## Problem description
Report all lines of the data below that hold the word "label".

## Dataset rows describing interfaces
****************

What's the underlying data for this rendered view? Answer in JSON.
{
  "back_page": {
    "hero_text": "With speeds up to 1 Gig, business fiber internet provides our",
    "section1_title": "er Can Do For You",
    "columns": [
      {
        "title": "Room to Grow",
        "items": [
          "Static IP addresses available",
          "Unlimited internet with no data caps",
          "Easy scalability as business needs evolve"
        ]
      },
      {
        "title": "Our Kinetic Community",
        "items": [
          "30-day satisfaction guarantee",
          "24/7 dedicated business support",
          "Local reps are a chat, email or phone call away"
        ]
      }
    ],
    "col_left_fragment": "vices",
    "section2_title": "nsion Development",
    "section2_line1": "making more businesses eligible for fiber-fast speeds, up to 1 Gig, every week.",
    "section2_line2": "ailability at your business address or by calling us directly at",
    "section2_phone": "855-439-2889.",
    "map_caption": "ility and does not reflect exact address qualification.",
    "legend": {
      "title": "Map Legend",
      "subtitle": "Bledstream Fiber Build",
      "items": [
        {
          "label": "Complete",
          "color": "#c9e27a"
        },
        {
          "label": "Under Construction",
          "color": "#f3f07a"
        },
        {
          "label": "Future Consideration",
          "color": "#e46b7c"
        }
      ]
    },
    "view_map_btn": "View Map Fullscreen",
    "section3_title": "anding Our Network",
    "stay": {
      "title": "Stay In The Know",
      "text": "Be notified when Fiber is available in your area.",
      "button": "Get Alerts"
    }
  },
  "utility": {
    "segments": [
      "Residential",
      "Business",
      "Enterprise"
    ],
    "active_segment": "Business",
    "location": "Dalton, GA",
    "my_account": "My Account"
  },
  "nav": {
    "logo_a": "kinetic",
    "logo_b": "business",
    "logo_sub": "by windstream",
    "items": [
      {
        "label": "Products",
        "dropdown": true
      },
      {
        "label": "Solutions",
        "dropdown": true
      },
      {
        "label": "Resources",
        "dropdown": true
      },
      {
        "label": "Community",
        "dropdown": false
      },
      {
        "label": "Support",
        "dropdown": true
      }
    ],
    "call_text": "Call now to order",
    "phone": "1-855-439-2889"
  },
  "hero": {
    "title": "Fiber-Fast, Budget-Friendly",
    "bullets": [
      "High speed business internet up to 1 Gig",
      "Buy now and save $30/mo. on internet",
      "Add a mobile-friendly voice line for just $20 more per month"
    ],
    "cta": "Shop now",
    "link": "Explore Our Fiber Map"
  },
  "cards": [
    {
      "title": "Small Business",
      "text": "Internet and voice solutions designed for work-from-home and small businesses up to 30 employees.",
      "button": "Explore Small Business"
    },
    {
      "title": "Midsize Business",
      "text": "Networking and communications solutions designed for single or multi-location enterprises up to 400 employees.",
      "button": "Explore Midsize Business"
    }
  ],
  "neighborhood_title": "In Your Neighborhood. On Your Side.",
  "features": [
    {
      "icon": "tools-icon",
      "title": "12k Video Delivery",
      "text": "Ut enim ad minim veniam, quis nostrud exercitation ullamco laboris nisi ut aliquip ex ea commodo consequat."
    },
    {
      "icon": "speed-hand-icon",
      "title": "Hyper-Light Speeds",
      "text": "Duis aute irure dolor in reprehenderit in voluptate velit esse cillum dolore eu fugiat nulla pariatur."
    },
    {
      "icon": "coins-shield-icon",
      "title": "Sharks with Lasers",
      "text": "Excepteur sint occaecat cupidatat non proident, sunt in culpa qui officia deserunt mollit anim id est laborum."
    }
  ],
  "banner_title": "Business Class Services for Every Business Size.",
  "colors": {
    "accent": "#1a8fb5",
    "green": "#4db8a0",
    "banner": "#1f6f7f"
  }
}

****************

## Expected answer
          "label": "Complete",
          "label": "Under Construction",
          "label": "Future Consideration",
        "label": "Products",
        "label": "Solutions",
        "label": "Resources",
        "label": "Community",
        "label": "Support",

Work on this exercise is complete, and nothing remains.